When I first came to CSUN in Fall 2002, prices were quite high. As the years progressed, some U.S. publishing companies have made matters worse: textbook prices are higher today.

History shows when people are tired of being wronged, they fight back, either by violence or with a great social movement. Students are wronged when a CD, which some need but most don’t use, is added to a textbook and, as a result, the price of that book spikes up. We are wronged when barely any content is altered or added into a textbook and the price of a book spikes up another $10, $20 or $30. So I’m going to help in the fight, and I encourage every member of the CSUN community to do the same.

That’s right. I am blatantly supporting a cause that I think everyone should back: Today, from 12 – 2 p.m., some CSUN students will participate in a national campaign that will pressure publishing companies to lower their textbook prices.

According to the Government Accountability Office study, released in August 2005, from December 1986 to December 2004, textbook costs rose up at about 6 percent per year. Almost tripling, the textbook prices went up two times the rate of inflation.
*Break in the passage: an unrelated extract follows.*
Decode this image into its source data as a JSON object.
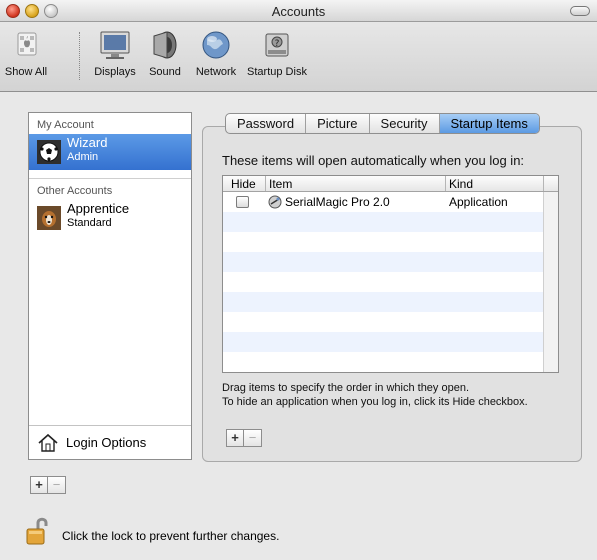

The GAO also estimated that the average full-time college student usually spends $900 on textbooks and supplies every year at a four-year public university.

The Association of American Publishers, however, criticized the report, expressing concerns of inaccuracy. Members of the AAP said the data used in the study exaggerated and misrepresented the costs of textbooks and supplies for college students.

It estimated the average cost for a full-time student to buy textbooks is about $600. It also stated in a letter to the GAO that professors have wide range of differently-priced textbooks to choose from.

The National Association of College Bookstores supported the study, however, stating that after reviewing the report, it believed the GAO’s report was accurate.

Whomever is right, the point still remains: textbook prices are still high, even at $600 for the average student.

Some of the main factors for the increase of those prices, as stated before, are due to the addition of software, a little more content, etc.

Some faculty requests those additions, but several don’t. And since I have been here at CSUN, very few professors have chosen cheap textbooks for students. I’m not the only one to say that, either. I know several students who have moaned the same complaints.

So the pressure is on, and this campaign, which is detailed on www.maketextbooksaffordable.com, has already started.

There are different tactics you can use to fight these textbook prices. Buy books from British web sites, or switch books with your fellow classmates at www.CampusBookSwap.com.

High textbook prices aren’t new, obviously, but a zeal to send those prices slowly streaming down the high-priced ladder hasn’t been instilled into the CSUN community, at least to the best of my knowledge.

Whatever any one can do to make textbooks affordable, except for getting violent, do it.

Pressure will get to these publishers to lower them. It’s time to get up and do something. You should be fed up, too.

Sam Richard can be reached at samuel.richard@csun.edu